So despite its most successful season, and a league and regional championship, WWU learned last week it will not be making the trip to Virginia Beach this year for the national championship.
“We really thought we would be chosen, but we weren’t,” Hultz said, “and one of the teams we almost beat in Santa Barbara is going, so we were that close.”
Despite missing out on the biggest stage at this level of lacrosse, WWU has plenty to hang its hat on this season. Aside from beating every team in the league, winning the league title and winning the regional playoffs, even.
This season is the first that the NWWLL has done MVP awards, and WWU nearly swept them. With six of the 12 nominees for the four MVP awards (attacker, midfielder, defender and goalie) coming from Western, the team “settled” for two of the four awards.
Amanda Hultz, Chelsea’s sister and sophomore attacker, won the attacking MVP, and Kate Ades, a junior, won the defender’s award.
“Amanda is really good at leading the attack,” Chelsea Hultz said. “People look to her because they trust her knowledge and skills. That’s a big deal for people to look up to you even if they’re older. Kate is a really good athlete and defender. She played in high school, but it wasn’t her main sport. She’s just a really good player and knows what to do. The way she plays is so textbook.”
Even though Chelsea Hultz was the captain who specialized in defense, she knew she could rely on Ades to be another coach on the field who would help direct the other defenders, she added.
That fact that the women’s lacrosse team was self-coached made the successful season even sweeter for the captains and the team. Chelsea Hultz, along with Linnea Whisman and Hannah Gose, made up the trio of captains/coaches.
Hultz took the reigns on defense, Gose specialized in midfield defense and Whisman was the leader for the attackers and attacking midfielders. Whisman also had to sit out the year to recover from a concussion, so she managed substitutions, Hultz said.
That captain trio changes most years, and so too does the playing style of the team, consequently.
“I think in years past, with the attack, it’s been a lot of one-man-show kind of thing,” Hultz said. “This year it was different and that worked well for us because we had so many players having goals and assists, that was just due to the different style of coaching because we wanted it to be a team sport. Defense has been pretty much the same, we just tried to be more aggressive.”
The bright side is team’s run of success shouldn’t be limited to this season. Only three players have used up their four years of eligibility — Chelsea Hultz, Callie Gionet and Sophie Schiefeleein — meaning the team returns 17 players next season.

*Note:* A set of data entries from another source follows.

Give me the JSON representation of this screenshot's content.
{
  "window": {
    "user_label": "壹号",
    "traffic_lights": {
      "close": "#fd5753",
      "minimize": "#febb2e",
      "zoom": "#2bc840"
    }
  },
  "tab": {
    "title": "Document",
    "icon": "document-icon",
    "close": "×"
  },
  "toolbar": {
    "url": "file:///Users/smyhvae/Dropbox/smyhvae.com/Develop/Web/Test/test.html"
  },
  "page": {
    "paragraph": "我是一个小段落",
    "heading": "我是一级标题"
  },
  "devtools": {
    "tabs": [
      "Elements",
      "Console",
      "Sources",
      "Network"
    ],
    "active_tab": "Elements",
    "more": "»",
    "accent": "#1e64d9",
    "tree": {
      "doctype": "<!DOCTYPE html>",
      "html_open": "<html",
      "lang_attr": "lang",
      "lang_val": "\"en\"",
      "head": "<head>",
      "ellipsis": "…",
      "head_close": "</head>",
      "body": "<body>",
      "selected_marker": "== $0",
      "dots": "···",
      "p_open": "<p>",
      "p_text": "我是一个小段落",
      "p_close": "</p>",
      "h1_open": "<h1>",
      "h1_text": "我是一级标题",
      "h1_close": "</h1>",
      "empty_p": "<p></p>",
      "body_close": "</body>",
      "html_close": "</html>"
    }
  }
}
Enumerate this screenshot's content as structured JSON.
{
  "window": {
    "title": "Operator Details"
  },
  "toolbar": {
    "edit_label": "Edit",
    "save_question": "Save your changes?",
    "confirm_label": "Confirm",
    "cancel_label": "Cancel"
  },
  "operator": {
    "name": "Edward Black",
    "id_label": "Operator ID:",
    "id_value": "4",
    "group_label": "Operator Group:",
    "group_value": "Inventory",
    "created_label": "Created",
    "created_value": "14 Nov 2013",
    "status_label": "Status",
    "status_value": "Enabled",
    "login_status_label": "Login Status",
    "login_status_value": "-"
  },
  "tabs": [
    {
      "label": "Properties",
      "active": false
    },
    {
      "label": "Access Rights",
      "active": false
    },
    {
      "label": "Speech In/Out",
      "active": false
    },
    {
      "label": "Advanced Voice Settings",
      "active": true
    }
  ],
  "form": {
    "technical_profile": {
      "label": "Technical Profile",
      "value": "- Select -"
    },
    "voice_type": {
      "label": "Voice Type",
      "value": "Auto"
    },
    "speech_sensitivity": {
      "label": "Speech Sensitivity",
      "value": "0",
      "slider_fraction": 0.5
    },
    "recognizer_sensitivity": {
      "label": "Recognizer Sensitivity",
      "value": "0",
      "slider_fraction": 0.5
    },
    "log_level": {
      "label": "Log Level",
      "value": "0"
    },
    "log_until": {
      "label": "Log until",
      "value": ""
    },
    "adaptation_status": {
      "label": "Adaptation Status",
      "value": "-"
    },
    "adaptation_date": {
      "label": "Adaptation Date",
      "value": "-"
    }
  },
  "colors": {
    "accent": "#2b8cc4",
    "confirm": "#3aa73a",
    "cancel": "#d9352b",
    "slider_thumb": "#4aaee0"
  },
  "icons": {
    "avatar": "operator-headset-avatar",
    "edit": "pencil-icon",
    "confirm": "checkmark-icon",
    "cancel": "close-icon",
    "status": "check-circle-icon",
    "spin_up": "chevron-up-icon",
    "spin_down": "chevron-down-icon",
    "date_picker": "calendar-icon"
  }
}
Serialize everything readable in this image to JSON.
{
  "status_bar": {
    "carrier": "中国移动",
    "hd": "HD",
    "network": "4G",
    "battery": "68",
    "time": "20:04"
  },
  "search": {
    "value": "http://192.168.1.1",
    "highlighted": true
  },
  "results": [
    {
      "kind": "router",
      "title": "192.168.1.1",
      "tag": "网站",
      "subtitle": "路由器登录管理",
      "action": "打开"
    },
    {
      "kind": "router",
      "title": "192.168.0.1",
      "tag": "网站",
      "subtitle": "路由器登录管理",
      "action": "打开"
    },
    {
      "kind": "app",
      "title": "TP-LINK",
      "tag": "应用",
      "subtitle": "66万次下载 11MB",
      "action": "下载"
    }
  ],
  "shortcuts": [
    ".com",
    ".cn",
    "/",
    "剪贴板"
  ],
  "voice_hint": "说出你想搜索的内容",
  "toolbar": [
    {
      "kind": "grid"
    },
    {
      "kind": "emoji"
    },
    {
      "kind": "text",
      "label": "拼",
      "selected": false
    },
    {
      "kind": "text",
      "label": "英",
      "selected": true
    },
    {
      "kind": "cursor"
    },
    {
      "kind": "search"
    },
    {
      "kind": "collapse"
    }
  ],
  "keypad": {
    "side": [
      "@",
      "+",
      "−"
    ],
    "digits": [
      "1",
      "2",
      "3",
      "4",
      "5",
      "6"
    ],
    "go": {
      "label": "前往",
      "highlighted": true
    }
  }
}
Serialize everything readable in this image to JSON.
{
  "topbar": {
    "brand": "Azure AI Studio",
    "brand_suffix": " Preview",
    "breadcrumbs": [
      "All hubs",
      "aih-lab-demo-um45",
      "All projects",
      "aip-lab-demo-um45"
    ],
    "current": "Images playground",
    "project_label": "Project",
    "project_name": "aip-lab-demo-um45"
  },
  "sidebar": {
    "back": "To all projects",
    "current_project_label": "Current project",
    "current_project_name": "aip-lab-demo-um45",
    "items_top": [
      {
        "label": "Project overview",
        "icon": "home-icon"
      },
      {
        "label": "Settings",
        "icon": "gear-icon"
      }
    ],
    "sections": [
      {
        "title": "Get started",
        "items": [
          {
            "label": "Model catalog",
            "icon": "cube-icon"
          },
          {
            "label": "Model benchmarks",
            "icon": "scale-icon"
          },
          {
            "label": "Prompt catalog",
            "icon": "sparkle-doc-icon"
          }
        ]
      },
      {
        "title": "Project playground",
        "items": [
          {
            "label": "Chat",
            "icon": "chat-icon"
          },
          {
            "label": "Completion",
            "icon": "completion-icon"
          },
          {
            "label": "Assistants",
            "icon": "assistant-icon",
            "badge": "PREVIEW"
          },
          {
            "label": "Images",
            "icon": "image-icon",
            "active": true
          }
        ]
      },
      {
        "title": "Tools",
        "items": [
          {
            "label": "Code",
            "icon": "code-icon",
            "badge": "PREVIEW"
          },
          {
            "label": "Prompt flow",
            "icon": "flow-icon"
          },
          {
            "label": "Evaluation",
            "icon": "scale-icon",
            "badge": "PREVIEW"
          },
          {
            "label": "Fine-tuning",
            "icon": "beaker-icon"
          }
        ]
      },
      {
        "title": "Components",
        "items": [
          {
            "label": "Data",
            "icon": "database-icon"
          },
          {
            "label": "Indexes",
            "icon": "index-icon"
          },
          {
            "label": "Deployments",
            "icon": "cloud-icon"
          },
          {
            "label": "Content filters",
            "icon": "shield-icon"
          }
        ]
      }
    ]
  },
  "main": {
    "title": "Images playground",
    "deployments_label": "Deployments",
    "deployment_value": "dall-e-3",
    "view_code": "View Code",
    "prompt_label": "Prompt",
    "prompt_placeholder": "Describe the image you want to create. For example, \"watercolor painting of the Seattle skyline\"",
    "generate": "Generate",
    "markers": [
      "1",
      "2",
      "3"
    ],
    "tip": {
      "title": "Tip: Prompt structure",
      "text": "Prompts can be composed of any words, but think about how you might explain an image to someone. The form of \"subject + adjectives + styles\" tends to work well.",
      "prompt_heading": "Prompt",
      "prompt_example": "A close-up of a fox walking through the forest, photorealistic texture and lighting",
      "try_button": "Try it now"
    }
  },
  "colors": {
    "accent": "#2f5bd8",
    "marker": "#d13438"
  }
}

“Next year we’re hoping and expecting to get the automatic bid back, so I fully expect the team to go to nationals next year,” Hultz said.